I remember a quote that went something like this: “Kids need to know that you care before they care what you know.” Are kids aching for love, cuddles, and warmth or are they dying for direction, leadership, and authority? What do kids need from their parents or educators? What do they really want?
Their are 4 widely accepted parenting styles: authoritative (aka. tough love), authoritarian, permissive, and neglectful. Each has its own unique characteristics and each has long-term consequences on the development of your child and on your relationship with your child.
Neglectful parenting means that the child’s needs are not attended to. This can include basic, fundamental needs like: not getting glasses if the child cannot see, not feeding the child, or not giving them a warm coat to wear at the bus stop on a freezing cold winter morning. (You are not neglectful if you won’t buy them their desired brand of these items. More on that in another time.) Children raised by neglectful parents have trouble in all sorts of relationships in life because they missed out on learning how a healthy, loving, and attentive relationship works. They also tend to do worse in school because they don’t have support at home to talk about issues they maybe facing or anyone to simply check their homework. This type of parenting should be an obvious no-no.
Permissive parenting is allowing your child to do what they want. Discipline and boundary setting is very difficult for these types of parents because they prefer to be more of a friend to their child. Frequent and/or large bribes are common in this type of parenting. The long-term consequences of permissive parenting can include insecurity from lack of boundaries and self-centeredness. “Affluenza” is one direct result of this type of parenting.
Authoritarian parenting sets rules and expect total respect and obedience to this rules. There is not a lot of room for discussion between parents and kids in this relationship. If you say “because I said so!” to your children all the time, you maybe this type of parent. Children raised by authoritarian parenting tend to be shy and anxious and frequently are seen being more rebellious from their parents.

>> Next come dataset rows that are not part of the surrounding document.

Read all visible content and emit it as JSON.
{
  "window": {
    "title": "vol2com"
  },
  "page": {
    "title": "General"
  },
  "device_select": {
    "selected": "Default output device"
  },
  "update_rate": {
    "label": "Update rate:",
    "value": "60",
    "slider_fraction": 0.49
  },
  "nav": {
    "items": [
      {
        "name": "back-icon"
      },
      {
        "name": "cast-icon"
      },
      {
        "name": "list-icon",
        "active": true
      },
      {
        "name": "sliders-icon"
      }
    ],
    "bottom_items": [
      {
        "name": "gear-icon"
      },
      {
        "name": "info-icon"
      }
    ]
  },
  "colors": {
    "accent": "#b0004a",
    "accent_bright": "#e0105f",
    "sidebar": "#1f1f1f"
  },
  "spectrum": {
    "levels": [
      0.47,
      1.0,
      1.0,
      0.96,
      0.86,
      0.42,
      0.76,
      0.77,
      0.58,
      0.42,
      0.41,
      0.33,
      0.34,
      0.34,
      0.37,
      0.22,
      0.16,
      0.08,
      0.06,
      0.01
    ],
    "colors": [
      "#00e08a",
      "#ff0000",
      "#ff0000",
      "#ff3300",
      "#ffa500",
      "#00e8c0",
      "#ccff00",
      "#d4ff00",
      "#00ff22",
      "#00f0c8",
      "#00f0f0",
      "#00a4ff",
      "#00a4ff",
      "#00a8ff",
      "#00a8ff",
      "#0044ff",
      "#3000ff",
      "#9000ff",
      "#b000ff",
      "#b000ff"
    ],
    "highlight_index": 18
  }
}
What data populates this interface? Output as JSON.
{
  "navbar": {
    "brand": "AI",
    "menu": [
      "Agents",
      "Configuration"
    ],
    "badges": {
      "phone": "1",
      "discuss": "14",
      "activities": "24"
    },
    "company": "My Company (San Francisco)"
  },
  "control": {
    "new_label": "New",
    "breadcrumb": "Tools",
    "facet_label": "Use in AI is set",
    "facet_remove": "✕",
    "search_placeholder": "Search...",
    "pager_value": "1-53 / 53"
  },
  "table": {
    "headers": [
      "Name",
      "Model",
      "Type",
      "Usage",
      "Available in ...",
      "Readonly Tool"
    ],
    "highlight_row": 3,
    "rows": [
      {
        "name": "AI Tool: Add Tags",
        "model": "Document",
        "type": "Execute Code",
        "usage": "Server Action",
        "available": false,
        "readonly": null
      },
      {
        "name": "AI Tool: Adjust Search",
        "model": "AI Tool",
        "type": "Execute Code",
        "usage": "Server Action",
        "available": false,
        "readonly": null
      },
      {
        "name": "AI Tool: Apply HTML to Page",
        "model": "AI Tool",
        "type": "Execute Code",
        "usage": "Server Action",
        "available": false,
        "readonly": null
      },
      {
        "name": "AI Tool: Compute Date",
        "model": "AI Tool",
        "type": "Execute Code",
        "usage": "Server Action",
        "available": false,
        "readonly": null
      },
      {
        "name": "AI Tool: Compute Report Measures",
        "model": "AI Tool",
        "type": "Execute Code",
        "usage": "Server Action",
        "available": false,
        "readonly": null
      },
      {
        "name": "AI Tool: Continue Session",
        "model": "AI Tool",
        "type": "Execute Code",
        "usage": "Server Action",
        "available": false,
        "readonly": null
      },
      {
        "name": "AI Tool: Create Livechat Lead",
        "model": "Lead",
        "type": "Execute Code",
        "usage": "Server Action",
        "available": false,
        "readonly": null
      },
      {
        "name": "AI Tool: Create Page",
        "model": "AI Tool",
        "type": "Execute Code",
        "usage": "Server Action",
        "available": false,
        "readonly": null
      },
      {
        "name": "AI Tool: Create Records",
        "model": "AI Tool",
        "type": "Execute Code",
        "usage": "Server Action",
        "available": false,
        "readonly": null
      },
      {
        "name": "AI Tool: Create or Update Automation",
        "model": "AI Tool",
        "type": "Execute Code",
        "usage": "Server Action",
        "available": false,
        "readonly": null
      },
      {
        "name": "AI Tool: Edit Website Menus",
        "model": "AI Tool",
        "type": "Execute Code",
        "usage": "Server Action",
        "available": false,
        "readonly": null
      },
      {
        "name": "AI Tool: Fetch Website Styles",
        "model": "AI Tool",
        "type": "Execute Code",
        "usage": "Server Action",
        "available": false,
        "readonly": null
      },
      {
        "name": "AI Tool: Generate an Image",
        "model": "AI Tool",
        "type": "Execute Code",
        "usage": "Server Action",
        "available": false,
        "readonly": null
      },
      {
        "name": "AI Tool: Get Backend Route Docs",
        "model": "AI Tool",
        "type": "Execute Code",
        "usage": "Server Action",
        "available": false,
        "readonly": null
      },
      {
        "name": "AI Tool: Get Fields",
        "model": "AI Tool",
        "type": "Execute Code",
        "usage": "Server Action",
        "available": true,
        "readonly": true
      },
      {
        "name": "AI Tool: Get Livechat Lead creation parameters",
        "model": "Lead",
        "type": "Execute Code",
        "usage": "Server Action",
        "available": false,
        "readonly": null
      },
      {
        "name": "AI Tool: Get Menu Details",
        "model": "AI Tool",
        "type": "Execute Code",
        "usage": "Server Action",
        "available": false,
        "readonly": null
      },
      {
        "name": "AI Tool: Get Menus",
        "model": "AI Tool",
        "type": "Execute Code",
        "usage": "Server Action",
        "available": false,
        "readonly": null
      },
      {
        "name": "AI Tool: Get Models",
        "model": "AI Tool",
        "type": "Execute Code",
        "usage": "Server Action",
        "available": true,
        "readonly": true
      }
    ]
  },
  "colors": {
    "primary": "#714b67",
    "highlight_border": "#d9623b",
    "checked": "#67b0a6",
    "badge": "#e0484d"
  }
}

Authoritative parenting is the last, and best, type of parenting. Authoritative parents are clear in setting rules and boundaries and are loving in implementing them. “I am enforcing this rule BECAUSE I love you”. Authoritative parents allow for a discussion and explanation of the rules (even though this can be very difficult at times). Kids raised by authoritative parents tend to do the best in the real world because they learn to communicate, to respect and be respected, and learn ‘why’ such a rule exists.
Conscious parents (and educators) are always considering their own triggers and needs when relating to their kids. From that awareness they can then act from their kids actual best interests instead of the parents’ needs that are bred from fear and judgement.
(c) 2016, Nurture: Family Education and Guidance